- Opening Delimiter -
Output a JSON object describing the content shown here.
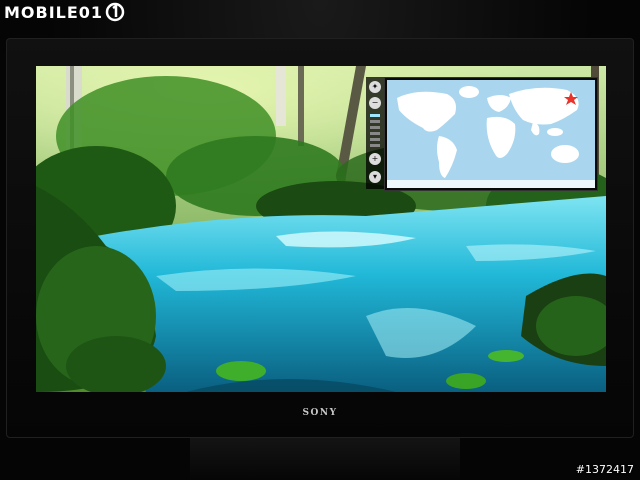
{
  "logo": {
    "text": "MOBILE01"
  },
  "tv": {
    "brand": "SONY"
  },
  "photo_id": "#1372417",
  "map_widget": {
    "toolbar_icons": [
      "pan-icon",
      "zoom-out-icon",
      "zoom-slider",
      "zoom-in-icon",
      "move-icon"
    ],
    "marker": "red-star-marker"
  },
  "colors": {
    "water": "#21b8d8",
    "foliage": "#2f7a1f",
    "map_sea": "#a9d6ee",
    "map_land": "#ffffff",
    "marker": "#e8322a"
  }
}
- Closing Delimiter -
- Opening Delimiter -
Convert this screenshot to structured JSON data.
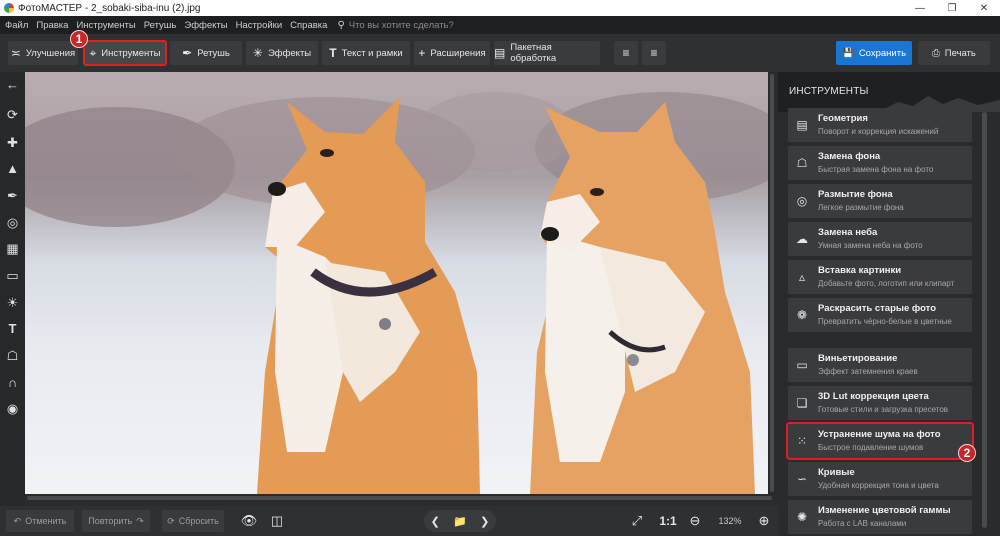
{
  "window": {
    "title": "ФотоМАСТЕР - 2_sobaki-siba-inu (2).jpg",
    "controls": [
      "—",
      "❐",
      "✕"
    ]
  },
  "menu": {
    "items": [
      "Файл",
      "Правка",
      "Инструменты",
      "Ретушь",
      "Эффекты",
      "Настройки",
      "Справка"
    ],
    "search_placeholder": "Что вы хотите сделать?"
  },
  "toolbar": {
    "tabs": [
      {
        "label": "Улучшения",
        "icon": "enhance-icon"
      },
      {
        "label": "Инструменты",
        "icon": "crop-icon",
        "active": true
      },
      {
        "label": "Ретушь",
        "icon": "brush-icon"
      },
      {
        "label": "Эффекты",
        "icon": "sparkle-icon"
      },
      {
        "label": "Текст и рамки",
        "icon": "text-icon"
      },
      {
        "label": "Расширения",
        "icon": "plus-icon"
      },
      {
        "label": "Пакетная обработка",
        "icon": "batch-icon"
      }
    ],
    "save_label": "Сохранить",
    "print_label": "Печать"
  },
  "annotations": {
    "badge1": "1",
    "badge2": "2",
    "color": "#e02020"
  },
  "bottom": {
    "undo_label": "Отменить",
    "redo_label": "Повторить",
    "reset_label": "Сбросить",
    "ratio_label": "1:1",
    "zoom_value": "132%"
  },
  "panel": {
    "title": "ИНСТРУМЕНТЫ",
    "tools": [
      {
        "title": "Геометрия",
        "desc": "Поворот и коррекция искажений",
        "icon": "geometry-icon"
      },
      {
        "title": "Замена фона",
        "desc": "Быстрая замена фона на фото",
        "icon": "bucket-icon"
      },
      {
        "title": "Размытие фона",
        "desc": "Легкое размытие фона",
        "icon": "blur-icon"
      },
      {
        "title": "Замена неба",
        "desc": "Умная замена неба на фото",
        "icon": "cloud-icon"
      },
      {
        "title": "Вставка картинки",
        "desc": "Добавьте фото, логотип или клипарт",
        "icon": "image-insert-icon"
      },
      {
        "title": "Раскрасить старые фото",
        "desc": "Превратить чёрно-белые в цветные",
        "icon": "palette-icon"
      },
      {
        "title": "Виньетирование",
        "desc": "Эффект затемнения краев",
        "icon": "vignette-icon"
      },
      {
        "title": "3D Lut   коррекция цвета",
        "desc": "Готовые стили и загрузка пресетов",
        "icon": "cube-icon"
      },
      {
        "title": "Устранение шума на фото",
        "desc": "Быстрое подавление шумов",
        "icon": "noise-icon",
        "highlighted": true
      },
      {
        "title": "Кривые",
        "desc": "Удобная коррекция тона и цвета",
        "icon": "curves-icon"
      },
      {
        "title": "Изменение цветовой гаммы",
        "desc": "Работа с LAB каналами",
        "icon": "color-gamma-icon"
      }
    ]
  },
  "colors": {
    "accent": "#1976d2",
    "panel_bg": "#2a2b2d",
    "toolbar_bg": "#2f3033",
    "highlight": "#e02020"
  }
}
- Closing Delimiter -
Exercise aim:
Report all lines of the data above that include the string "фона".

Solution to this problem:
        "title": "Замена фона",
        "desc": "Быстрая замена фона на фото",
        "title": "Размытие фона",
        "desc": "Легкое размытие фона",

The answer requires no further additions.